About this exercise
The word "true" occurs in some of the lines below; copy each of those lines.

* * * *

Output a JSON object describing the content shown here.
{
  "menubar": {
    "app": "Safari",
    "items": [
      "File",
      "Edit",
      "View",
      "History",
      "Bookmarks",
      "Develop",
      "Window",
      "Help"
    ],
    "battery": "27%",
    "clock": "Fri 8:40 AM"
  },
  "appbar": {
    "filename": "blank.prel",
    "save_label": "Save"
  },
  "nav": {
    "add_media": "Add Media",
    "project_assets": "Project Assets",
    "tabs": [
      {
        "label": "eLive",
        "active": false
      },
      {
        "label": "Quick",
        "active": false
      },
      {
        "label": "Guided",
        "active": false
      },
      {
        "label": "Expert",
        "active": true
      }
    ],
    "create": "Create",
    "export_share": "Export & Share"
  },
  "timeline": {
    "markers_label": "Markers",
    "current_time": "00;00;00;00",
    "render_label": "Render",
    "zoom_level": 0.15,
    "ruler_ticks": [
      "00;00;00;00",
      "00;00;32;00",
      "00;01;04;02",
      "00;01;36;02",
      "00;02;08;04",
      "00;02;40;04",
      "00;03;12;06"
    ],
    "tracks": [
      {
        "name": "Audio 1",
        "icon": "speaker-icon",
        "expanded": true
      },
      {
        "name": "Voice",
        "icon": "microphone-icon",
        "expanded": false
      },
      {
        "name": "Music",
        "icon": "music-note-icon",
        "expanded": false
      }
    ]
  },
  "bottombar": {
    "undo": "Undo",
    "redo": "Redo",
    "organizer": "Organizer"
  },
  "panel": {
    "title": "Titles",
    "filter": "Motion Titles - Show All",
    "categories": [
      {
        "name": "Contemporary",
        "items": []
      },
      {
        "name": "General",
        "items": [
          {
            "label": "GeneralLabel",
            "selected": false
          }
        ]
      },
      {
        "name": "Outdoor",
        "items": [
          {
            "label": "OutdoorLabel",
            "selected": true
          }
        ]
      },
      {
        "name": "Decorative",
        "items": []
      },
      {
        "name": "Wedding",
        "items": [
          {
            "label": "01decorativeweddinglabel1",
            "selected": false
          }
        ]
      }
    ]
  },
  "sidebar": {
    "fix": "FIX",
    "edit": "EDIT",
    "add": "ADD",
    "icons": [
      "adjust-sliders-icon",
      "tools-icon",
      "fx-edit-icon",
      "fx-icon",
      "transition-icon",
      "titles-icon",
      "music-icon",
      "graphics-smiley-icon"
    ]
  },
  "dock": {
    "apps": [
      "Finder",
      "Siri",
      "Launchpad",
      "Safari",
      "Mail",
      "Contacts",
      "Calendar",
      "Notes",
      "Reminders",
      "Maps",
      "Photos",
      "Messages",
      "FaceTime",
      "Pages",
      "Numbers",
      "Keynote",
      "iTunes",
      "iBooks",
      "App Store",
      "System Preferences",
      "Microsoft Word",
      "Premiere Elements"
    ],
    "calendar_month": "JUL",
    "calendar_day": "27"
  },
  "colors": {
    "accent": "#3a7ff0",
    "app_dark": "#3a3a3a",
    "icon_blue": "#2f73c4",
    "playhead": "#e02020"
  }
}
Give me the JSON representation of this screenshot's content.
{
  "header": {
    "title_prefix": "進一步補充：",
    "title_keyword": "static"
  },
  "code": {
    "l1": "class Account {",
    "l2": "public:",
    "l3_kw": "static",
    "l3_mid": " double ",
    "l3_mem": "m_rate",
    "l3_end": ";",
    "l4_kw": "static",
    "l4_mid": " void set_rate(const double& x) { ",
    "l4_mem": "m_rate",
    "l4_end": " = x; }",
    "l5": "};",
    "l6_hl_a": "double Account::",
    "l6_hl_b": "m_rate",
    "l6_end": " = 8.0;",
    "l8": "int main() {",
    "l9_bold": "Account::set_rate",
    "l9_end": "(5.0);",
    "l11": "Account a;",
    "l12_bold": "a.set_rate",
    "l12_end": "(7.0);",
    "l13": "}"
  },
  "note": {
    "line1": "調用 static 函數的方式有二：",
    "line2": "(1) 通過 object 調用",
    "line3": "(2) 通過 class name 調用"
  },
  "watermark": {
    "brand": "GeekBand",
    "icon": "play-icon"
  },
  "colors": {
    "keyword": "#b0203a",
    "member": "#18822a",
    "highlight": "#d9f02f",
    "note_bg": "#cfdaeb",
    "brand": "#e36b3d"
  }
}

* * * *

Response below
        "active": true
        "expanded": true
            "selected": true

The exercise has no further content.